Or could there be a polar end with negative sensitivity representing the spectrum where narcissists fall, with no empathy yet may be highly sensitive to criticism or other environmental cues? What about a dimensionality of sensing that might be measured along a line of adaptability or functionality, such as a low functioning sensitive or a high functioning sensitive individual? Not to suggest that HSPs are dysfunctional, but some with SPS do struggle with the trait.
Is there a way to measure sensitivity on a scale?
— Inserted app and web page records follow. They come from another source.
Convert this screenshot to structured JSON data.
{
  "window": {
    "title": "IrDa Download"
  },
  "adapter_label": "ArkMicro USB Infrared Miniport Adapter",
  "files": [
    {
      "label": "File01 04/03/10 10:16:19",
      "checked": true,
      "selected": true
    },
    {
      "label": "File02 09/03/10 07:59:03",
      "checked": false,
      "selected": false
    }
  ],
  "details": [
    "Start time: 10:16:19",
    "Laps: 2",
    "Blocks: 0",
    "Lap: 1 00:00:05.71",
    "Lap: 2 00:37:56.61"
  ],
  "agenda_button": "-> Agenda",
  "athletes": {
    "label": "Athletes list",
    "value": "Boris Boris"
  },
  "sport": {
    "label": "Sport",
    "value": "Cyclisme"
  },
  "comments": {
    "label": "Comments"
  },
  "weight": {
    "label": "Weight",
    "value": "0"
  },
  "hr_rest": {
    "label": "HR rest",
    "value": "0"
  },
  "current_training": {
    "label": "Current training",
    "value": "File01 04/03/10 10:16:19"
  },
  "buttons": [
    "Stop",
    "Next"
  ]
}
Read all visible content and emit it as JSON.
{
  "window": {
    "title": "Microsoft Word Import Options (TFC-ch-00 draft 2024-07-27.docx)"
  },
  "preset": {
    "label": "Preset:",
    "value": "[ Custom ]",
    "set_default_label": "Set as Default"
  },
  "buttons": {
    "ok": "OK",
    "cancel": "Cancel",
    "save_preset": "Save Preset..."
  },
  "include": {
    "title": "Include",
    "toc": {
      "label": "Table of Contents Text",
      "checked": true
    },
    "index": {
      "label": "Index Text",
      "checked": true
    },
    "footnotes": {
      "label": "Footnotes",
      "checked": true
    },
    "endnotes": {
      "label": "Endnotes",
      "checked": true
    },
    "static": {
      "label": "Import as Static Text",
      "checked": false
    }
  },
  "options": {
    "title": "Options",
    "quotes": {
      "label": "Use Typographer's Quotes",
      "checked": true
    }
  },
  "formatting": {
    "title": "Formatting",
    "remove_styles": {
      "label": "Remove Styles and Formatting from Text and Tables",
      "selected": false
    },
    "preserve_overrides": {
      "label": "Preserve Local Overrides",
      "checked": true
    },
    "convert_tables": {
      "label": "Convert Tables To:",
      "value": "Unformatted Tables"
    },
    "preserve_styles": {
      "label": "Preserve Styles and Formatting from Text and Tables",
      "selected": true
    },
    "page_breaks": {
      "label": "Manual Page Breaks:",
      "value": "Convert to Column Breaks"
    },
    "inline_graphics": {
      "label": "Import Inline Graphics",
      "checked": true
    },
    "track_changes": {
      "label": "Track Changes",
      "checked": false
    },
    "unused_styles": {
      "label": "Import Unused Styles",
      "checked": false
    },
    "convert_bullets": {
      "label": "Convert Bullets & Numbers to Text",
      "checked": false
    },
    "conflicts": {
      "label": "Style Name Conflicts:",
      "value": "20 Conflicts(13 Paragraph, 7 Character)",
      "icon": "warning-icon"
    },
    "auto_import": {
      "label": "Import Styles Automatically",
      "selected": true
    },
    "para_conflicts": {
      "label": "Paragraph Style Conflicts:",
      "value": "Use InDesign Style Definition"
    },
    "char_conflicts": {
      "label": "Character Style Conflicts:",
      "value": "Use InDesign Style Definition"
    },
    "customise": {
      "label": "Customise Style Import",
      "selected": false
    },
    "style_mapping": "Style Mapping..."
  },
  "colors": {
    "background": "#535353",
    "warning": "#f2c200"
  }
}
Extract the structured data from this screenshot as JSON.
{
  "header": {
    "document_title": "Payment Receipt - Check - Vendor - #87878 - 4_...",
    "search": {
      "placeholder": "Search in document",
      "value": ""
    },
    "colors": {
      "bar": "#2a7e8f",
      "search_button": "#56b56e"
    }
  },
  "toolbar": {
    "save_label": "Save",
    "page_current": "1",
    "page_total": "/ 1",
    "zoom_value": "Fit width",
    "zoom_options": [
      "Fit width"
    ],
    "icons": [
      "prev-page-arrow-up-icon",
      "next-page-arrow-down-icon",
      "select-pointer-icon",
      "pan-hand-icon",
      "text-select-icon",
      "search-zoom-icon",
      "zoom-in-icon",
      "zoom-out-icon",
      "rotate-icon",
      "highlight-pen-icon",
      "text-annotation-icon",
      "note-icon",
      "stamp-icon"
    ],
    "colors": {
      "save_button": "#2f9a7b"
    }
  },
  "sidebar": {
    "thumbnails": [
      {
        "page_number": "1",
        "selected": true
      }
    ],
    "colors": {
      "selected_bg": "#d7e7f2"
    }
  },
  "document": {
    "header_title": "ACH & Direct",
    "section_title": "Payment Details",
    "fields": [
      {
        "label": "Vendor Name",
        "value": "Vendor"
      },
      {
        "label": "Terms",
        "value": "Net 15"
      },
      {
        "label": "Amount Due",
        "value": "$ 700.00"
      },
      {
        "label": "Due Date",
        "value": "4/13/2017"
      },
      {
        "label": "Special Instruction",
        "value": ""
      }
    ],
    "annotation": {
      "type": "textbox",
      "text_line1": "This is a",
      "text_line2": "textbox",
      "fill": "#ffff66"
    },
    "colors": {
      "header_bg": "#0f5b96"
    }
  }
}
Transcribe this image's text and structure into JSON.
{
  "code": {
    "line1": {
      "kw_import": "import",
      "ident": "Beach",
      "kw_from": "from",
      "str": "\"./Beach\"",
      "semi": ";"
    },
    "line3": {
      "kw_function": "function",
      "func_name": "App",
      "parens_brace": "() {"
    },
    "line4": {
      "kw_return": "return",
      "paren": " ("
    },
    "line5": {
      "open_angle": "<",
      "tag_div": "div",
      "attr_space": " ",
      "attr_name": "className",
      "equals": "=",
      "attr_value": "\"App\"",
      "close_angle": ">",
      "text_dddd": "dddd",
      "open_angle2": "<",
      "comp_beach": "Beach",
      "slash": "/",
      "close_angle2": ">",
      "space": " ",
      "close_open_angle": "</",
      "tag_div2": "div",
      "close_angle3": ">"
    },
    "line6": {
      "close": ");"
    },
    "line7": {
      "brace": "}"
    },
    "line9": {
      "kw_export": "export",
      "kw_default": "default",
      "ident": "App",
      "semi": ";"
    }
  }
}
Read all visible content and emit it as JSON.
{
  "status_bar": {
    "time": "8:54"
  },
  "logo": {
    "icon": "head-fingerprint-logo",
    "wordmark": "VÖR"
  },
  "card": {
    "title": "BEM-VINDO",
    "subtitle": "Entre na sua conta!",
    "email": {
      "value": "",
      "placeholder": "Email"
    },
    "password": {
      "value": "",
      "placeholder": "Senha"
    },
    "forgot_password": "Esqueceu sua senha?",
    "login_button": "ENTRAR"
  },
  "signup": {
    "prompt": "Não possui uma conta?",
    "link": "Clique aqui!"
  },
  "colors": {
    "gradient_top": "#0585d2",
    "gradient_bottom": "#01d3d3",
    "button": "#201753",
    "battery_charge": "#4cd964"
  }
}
At present, I am not aware of a test for SPS that measures the degree to which you possess the trait. Dr. Aron's test, the current benchmark for sensitivity, does measure whether you likely are a highly sensitive person, but not necessarily to the degree, you have the trait. I understand that she is developing another test for SPS, so we can all look forward to that. Once we have something that can measure the degree of SPS, perhaps, we can test the trait's stability over time. That is if we do experience fluidity of the trait over our lifetimes.
With that type of test, I also wonder if learning to throttle some of the traits would help moderate some aspects of SPS that may be uncomfortable. Although this type of testing may not be on the horizon, it might help with raising HSP children, counseling HSP individuals, and giving HSPs a way of measuring their trait depth. Depth, yeah, that's something HSPs would be interested in…
Please share your thoughts in the comment section.
Bill Allen currently lives in Lutz, Florida. He previously lived in Bend, Oregon. He is a certified hypnotist and brain training coach at BrainPilots.com. He believes that male sensitivity is not so rare, but it can be confounding for most males living in a culture of masculine insensitivity which teaches boys and men to disconnect from their feelings and emotions. His intent is to use this blog to chronicle his personal journey and share with others.